Back in her dressing room preparing for the final act, the dying of the White Swan, there is a knock on her door. She opens it to see Lily, who has come to congratulate her on her performance as the Black Swan. Nina realizes her fight with Lily, just as all the strange visions she had experienced, were hallucinations, but sees the mirror is still shattered. She notices a wound on her body and realizes that she stabbed herself, not Lily. Back on stage, she dances passionately and seamlessly as the White Swan. In the last moments of the ballet, when the White Swan throws herself off a cliff, she spots her mother weeping in the audience. The theater erupts in thunderous applause as Nina falls. As Thomas and the rest of the cast enthusiastically congratulate her on her performance, Lily gasps in horror to see that Nina is bleeding. As Nina lies wounded, the film closes with her staring up at the stage lights, whispering, “I felt it – Perfect – It was perfect,” as the screen fades to white and the audience chants her name.


In college, I was forced to take a Fine Arts class, during which we spent quite a fair amount of time on Swan Lake. Black Swan isn’t necessarily a film version of that ballet, but the ballet is a major plot point.

This is one of those film that one could not get around hearing about during awards season. Many had it picked to sweep the awards (until they saw The King’s Speech). Now, I’m not one to get too involved with who should or should not have won this or that awards, but in comparison to the film that were nominated, this one and …Speech are nearly neck and neck.

So, what is this highly acclaimed film about? Well, we have this ballet dancer, Nina, who is a hot young dancer trying to get her big break at the ballet company she dances for. The new season brings about the company’s production of Swan Lake, which will feature a new face, according to the director. Eventually, this turns out to be Nina, bit seriously has problem embracing both the white and black swans, unlike her frenemy, Lily, who appears to be primed to take her spot.

As the film progresses, we see the decline in Nina’s mental health, until she finally does something before she takes the stage for the finale of her performance that one would never have guessed she was able to do when we first met her.

The ballet scenes are quite breathtaking. It is no secret that most of us could care less about ballet, but this is one of those films that could make you convert. The director did a great job of filming these scenes and conveying the atmosphere to the audience.

The hallucination scenes are quite interesting, but they do cause the viewer to get a bit confused, if they’re not ready for it.

Natalie Portman as Nina is awesome! No wonder, she was nominated for so many awards.

Mila Kunis made for the perfect foil to Portman, as well as gave us some nice eye candy (just wait until you see the lesbian scene.)
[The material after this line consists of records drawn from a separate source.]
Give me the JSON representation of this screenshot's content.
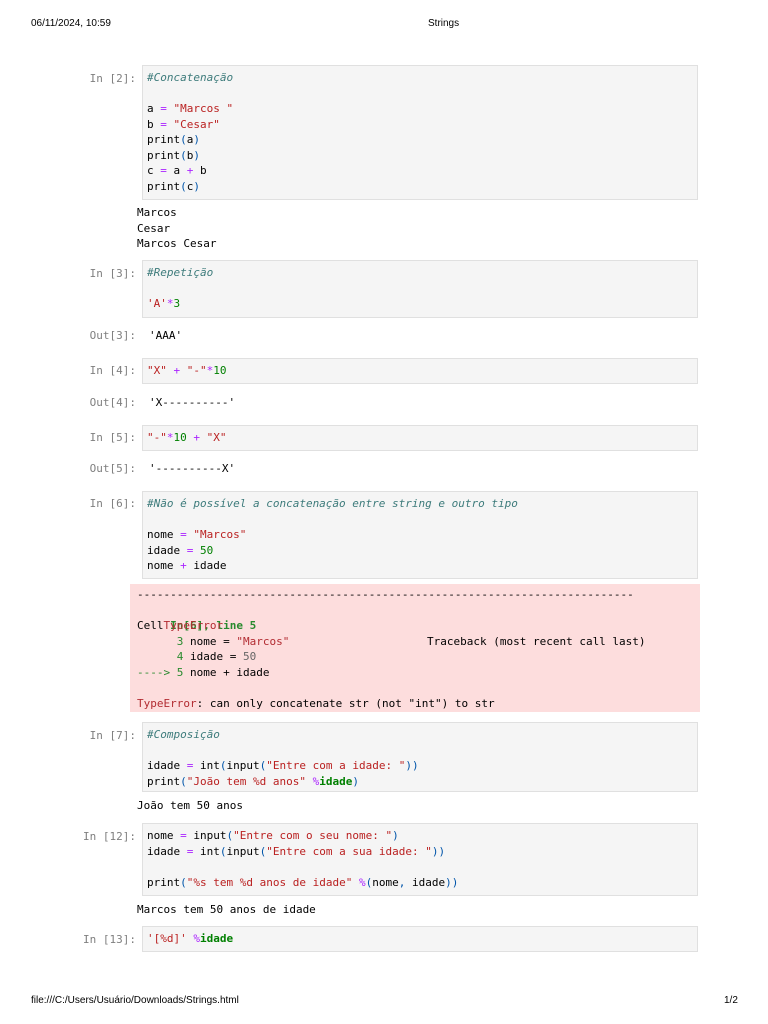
{
  "header": {
    "datetime": "06/11/2024, 10:59",
    "title": "Strings"
  },
  "footer": {
    "path": "file:///C:/Users/Usuário/Downloads/Strings.html",
    "page": "1/2"
  },
  "cells": {
    "c2": {
      "prompt": "In [2]:",
      "comment": "#Concatenação",
      "output": [
        "Marcos",
        "Cesar",
        "Marcos Cesar"
      ]
    },
    "c3": {
      "prompt": "In [3]:",
      "comment": "#Repetição",
      "out_prompt": "Out[3]:",
      "out": "'AAA'"
    },
    "c4": {
      "prompt": "In [4]:",
      "out_prompt": "Out[4]:",
      "out": "'X----------'"
    },
    "c5": {
      "prompt": "In [5]:",
      "out_prompt": "Out[5]:",
      "out": "'----------X'"
    },
    "c6": {
      "prompt": "In [6]:",
      "comment": "#Não é possível a concatenação entre string e outro tipo",
      "error": {
        "rule": "---------------------------------------------------------------------------",
        "name": "TypeError",
        "traceback": "Traceback (most recent call last)",
        "cell": "Cell ",
        "cell_ref": "In[6], line 5",
        "l3": "      3",
        "l3_code": " nome = ",
        "l3_str": "\"Marcos\"",
        "l4": "      4",
        "l4_code": " idade = ",
        "l4_num": "50",
        "arrow": "----> 5",
        "l5_code": " nome + idade",
        "msg": ": can only concatenate str (not \"int\") to str"
      }
    },
    "c7": {
      "prompt": "In [7]:",
      "comment": "#Composição",
      "output": [
        "João tem 50 anos"
      ]
    },
    "c12": {
      "prompt": "In [12]:",
      "output": [
        "Marcos tem 50 anos de idade"
      ]
    },
    "c13": {
      "prompt": "In [13]:"
    }
  }
}
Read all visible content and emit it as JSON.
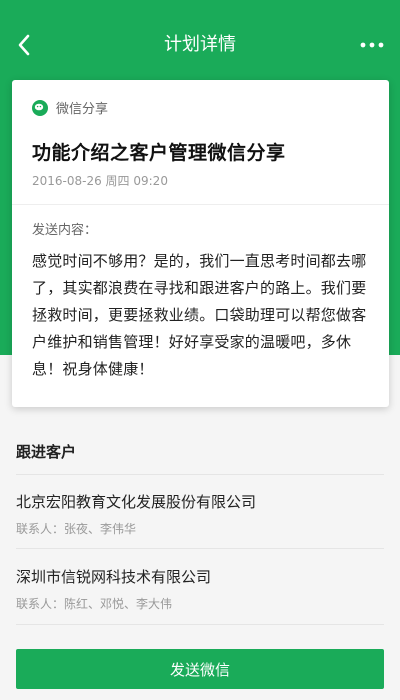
{
  "header": {
    "title": "计划详情",
    "back_icon": "chevron-left-icon",
    "more_icon": "more-dots-icon"
  },
  "plan": {
    "channel": "微信分享",
    "title": "功能介绍之客户管理微信分享",
    "datetime": "2016-08-26 周四 09:20",
    "content_label": "发送内容：",
    "content": "感觉时间不够用？是的，我们一直思考时间都去哪了，其实都浪费在寻找和跟进客户的路上。我们要拯救时间，更要拯救业绩。口袋助理可以帮您做客户维护和销售管理！好好享受家的温暖吧，多休息！祝身体健康！"
  },
  "clients": {
    "section_title": "跟进客户",
    "items": [
      {
        "name": "北京宏阳教育文化发展股份有限公司",
        "contacts": "联系人：张夜、李伟华"
      },
      {
        "name": "深圳市信锐网科技术有限公司",
        "contacts": "联系人：陈红、邓悦、李大伟"
      }
    ]
  },
  "actions": {
    "send_label": "发送微信"
  },
  "colors": {
    "brand_green": "#1aab59"
  }
}
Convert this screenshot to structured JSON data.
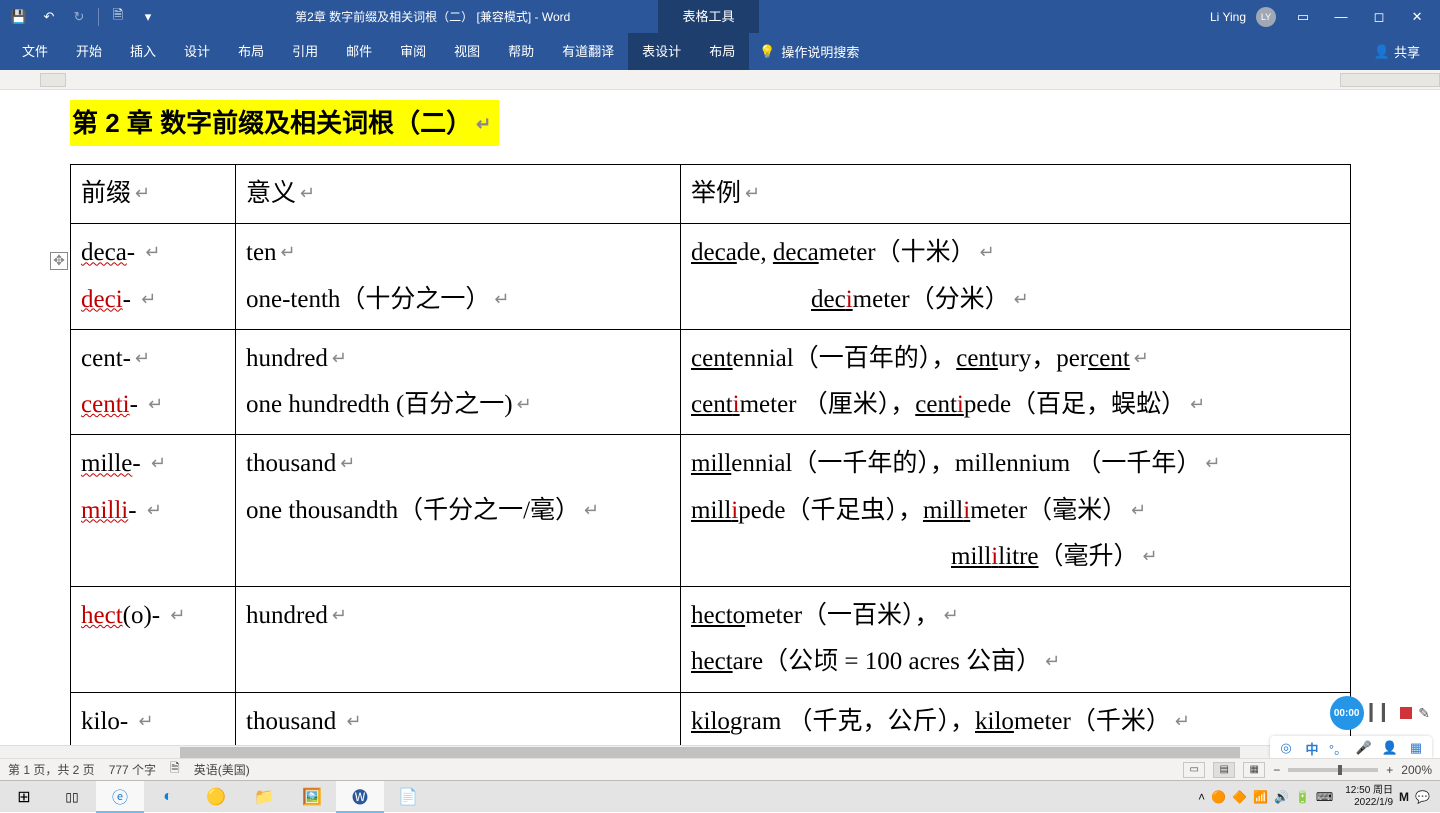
{
  "titlebar": {
    "doc_title": "第2章 数字前缀及相关词根（二）  [兼容模式]  -  Word",
    "tabletools": "表格工具",
    "user_name": "Li Ying",
    "user_initials": "LY"
  },
  "ribbon": {
    "tabs": [
      "文件",
      "开始",
      "插入",
      "设计",
      "布局",
      "引用",
      "邮件",
      "审阅",
      "视图",
      "帮助",
      "有道翻译",
      "表设计",
      "布局"
    ],
    "tellme": "操作说明搜索",
    "share": "共享"
  },
  "doc": {
    "heading": "第 2 章  数字前缀及相关词根（二）",
    "headers": {
      "prefix": "前缀",
      "meaning": "意义",
      "example": "举例"
    },
    "rows": [
      {
        "prefix_lines": [
          {
            "segs": [
              {
                "t": "deca",
                "u": true,
                "wavy": true
              },
              {
                "t": "- "
              }
            ]
          },
          {
            "segs": [
              {
                "t": "deci",
                "red": true,
                "u": true,
                "wavy": true
              },
              {
                "t": "- "
              }
            ]
          }
        ],
        "meaning_lines": [
          {
            "segs": [
              {
                "t": "ten"
              }
            ]
          },
          {
            "segs": [
              {
                "t": "one-tenth（十分之一）"
              }
            ]
          }
        ],
        "example_lines": [
          {
            "segs": [
              {
                "t": "deca",
                "u": true
              },
              {
                "t": "de,   "
              },
              {
                "t": "deca",
                "u": true
              },
              {
                "t": "meter（十米）"
              }
            ]
          },
          {
            "indent": "indent1",
            "segs": [
              {
                "t": "dec",
                "u": true
              },
              {
                "t": "i",
                "u": true,
                "red": true
              },
              {
                "t": "meter（分米）"
              }
            ]
          }
        ]
      },
      {
        "prefix_lines": [
          {
            "segs": [
              {
                "t": "cent-"
              }
            ]
          },
          {
            "segs": [
              {
                "t": "centi",
                "red": true,
                "u": true,
                "wavy": true
              },
              {
                "t": "- "
              }
            ]
          }
        ],
        "meaning_lines": [
          {
            "segs": [
              {
                "t": "hundred"
              }
            ]
          },
          {
            "segs": [
              {
                "t": "one hundredth (百分之一)"
              }
            ]
          }
        ],
        "example_lines": [
          {
            "segs": [
              {
                "t": "cent",
                "u": true
              },
              {
                "t": "ennial（一百年的），"
              },
              {
                "t": "cent",
                "u": true
              },
              {
                "t": "ury，per"
              },
              {
                "t": "cent",
                "u": true
              }
            ]
          },
          {
            "segs": [
              {
                "t": "cent",
                "u": true
              },
              {
                "t": "i",
                "u": true,
                "red": true
              },
              {
                "t": "meter  （厘米），"
              },
              {
                "t": "cent",
                "u": true
              },
              {
                "t": "i",
                "u": true,
                "red": true
              },
              {
                "t": "pede（百足，蜈蚣）"
              }
            ]
          }
        ]
      },
      {
        "prefix_lines": [
          {
            "segs": [
              {
                "t": "mille",
                "u": true,
                "wavy": true
              },
              {
                "t": "- "
              }
            ]
          },
          {
            "segs": [
              {
                "t": "milli",
                "red": true,
                "u": true,
                "wavy": true
              },
              {
                "t": "- "
              }
            ]
          }
        ],
        "meaning_lines": [
          {
            "segs": [
              {
                "t": "thousand"
              }
            ]
          },
          {
            "segs": [
              {
                "t": "one thousandth（千分之一/毫）"
              }
            ]
          }
        ],
        "example_lines": [
          {
            "segs": [
              {
                "t": "mill",
                "u": true
              },
              {
                "t": "ennial（一千年的），millennium （一千年）"
              }
            ]
          },
          {
            "segs": [
              {
                "t": "mill",
                "u": true
              },
              {
                "t": "i",
                "u": true,
                "red": true
              },
              {
                "t": "pede（千足虫），"
              },
              {
                "t": "mill",
                "u": true
              },
              {
                "t": "i",
                "u": true,
                "red": true
              },
              {
                "t": "meter（毫米）"
              }
            ]
          },
          {
            "indent": "indent2",
            "segs": [
              {
                "t": "mill",
                "u": true
              },
              {
                "t": "i",
                "u": true,
                "red": true
              },
              {
                "t": "litre",
                "u": true
              },
              {
                "t": "（毫升）"
              }
            ]
          }
        ]
      },
      {
        "prefix_lines": [
          {
            "segs": [
              {
                "t": "hect",
                "red": true,
                "u": true,
                "wavy": true
              },
              {
                "t": "(o)- "
              }
            ]
          }
        ],
        "meaning_lines": [
          {
            "segs": [
              {
                "t": "hundred"
              }
            ]
          }
        ],
        "example_lines": [
          {
            "segs": [
              {
                "t": "hecto",
                "u": true
              },
              {
                "t": "meter（一百米），"
              }
            ]
          },
          {
            "segs": [
              {
                "t": "hect",
                "u": true
              },
              {
                "t": "are（公顷  = 100 acres 公亩）"
              }
            ]
          }
        ]
      },
      {
        "prefix_lines": [
          {
            "segs": [
              {
                "t": "kilo- "
              }
            ]
          }
        ],
        "meaning_lines": [
          {
            "segs": [
              {
                "t": "thousand "
              }
            ]
          }
        ],
        "example_lines": [
          {
            "segs": [
              {
                "t": "kilo",
                "u": true
              },
              {
                "t": "gram  （千克，公斤），"
              },
              {
                "t": "kilo",
                "u": true
              },
              {
                "t": "meter（千米）"
              }
            ]
          }
        ]
      }
    ]
  },
  "status": {
    "page": "第 1 页，共 2 页",
    "words": "777 个字",
    "lang": "英语(美国)",
    "zoom": "200%"
  },
  "rec": {
    "time": "00:00"
  },
  "ime": {
    "lang": "中"
  },
  "taskbar": {
    "time": "12:50",
    "day": "周日",
    "date": "2022/1/9"
  }
}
Black Swan is far from the most interesting thing on film, but it has its moments. Great film often fall into this category. If you were to ask me, if I agreed with the awards and accolades this film has received. This year, though, too many folk don’t. Having said that, I did enjoy this film thoroughly, and I trust that you will, as well.

5 out of 5 stars